Do the Whingers believe in “luck”?
Well after some of their recent theatrical sorties, not much: Phil felt blessed by his inability to attend Marilyn and Ella with Andrew last week, then kicked himself when he realised what a stinker he’d missed.
On the other hand, letting Andrew persuade him to see Legal Fictions was a very bad decision on Phil’s part.
Certainly people do have some control over their fortunes: chess master Garry Kasparov certainly believes Dimitry Medvedev created his own good fortune in the Russian Election.
But to get back to the more crucial top of the Whingers – do they create their own misfortunes simply by making poor choices? Are they creators of their own destinies? Or are they just plain “unlucky”? Must their few pieces of good fortune ultimately be paid for?
These questions and more prompted much chin stroking after seeing Arthur Miller’s The Man Who Had All the Luck at the Donmar last night.
David Beeves (Andrew Buchan, Jem Hearne in Cranford!) is a Midwestern automobile mechanic who can’t believe his luck: everything seems to go right for him. He feels almost blessed with good fortune while things seem to go wrong for everyone around him (this is during the Depression, so misery is quite widespread, even by the Whingers’ standards). But why does fate always seem to deliver up the best of everything for him?
Sometimes Miller seems to be saying people create their fortune by being good and working hard, yet David’s brother Amos (Felix Scott) has devoted his life to a goal and is brutally denied his dream (his American Dream, even) and his defeat leads to some very impressive wet, flowing tears which Phil at one stage worried might set him off too.
But what exactly is Miller getting at? Well, we’re not sure. Just when you think you know, there’s a twisty-turny plot twist which makes you change your mind.
Anyway, that probably means that the play is “about” something or “explores issues” of something. It certainly prompted a great deal of discussion in the pub afterwards. Which is a good thing.
It was also marvellously engaging with some very good performances indeed and the Whingers unhesitatingly returned after the interval (which is only 40 minutes into the 2½ hour show) and were glad they did as the second act contained some very fine scenes indeed, a good deal of highly creditable acting and some rather good writing.
Nevertheless, the Whingers were somewhat in awe of the couple who left after a mere 15 minutes of the first act – this would easily be a record for the Whingers and they doff their caps and say “respeck” to this pioneering mystery couple who disappeared into the night.
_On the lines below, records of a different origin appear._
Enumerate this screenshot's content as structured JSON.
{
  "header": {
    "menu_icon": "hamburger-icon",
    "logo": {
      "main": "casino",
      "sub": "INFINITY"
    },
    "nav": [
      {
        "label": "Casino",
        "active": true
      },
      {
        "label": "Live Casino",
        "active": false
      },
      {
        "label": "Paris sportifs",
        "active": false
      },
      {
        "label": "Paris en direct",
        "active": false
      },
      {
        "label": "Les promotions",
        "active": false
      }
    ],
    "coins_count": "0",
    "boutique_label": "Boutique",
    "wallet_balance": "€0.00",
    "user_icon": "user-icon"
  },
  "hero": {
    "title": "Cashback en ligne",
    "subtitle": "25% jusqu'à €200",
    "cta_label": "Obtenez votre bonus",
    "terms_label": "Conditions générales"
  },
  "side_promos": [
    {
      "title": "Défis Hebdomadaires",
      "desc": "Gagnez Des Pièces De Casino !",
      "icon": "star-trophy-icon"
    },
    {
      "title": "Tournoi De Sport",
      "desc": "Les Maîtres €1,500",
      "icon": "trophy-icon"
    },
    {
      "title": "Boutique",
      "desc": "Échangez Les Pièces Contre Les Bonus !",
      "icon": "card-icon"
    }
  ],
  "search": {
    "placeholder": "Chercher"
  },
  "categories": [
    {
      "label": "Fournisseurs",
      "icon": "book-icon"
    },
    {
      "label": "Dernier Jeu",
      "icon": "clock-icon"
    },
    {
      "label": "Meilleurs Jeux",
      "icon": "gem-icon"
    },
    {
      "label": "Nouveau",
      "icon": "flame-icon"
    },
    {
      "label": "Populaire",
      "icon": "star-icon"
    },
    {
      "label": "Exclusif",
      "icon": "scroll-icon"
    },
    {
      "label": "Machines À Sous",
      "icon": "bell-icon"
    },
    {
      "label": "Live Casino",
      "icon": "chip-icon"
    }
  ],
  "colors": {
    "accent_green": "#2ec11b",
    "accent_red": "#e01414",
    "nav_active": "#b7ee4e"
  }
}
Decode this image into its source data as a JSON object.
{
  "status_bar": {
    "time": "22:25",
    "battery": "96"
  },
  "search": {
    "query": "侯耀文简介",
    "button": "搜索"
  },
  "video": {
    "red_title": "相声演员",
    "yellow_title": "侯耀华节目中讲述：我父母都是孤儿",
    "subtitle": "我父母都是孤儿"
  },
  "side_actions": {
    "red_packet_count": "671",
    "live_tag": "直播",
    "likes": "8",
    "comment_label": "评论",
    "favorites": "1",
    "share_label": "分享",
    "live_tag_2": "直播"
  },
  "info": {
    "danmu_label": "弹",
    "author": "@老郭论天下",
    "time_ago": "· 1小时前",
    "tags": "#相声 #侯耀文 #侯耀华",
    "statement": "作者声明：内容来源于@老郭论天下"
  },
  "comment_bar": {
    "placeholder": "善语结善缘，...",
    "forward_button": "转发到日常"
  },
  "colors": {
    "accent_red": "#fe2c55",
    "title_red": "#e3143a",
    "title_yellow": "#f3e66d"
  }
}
Other highlights included an appearance by a gorgeous off-white thirties car which descends from the flies for the second scene. Despite the convincing performances by the actors it’s a big distraction. Both Whingers (neither of whom have any interest in things automotive, and no, we have no idea what make it is) admired the beauty of the vehicle – it’s the biggest scene-stealing by a car on the stage since the Palladium’s Chitty Chitty Bang Bang.
Phil’s only disappointment was that there was no on-stage feeding for his thesis but there was an awful lot of chat and detail about mink feed (David sets up a mink farm). Phil just knew that Andrew would be squirming in the circle worrying about the welfare of the mink (the Whingers sat in separate areas of the theatre due to an administrative error on Andrew’s part. Well that’s what he claims). Phil just knew that after the show (as with Equus) he would have to remind Andrew that it was only a play.
Phil was sitting behind the fragrant (everything iss relative; remember that Phil wasn’t sitting next to Andrew) Jeffrey Archer. Now there is a man who created his own luck, and nearly got away with it. Is he lucky or unlucky? Discuss.
A highly convivial evening so thank you Katy, City Slicker, Natasha, Chris for your company and critical analysis skills which raised the level of the post-show conversation to a level which seemed to the Whingers almost perilously high.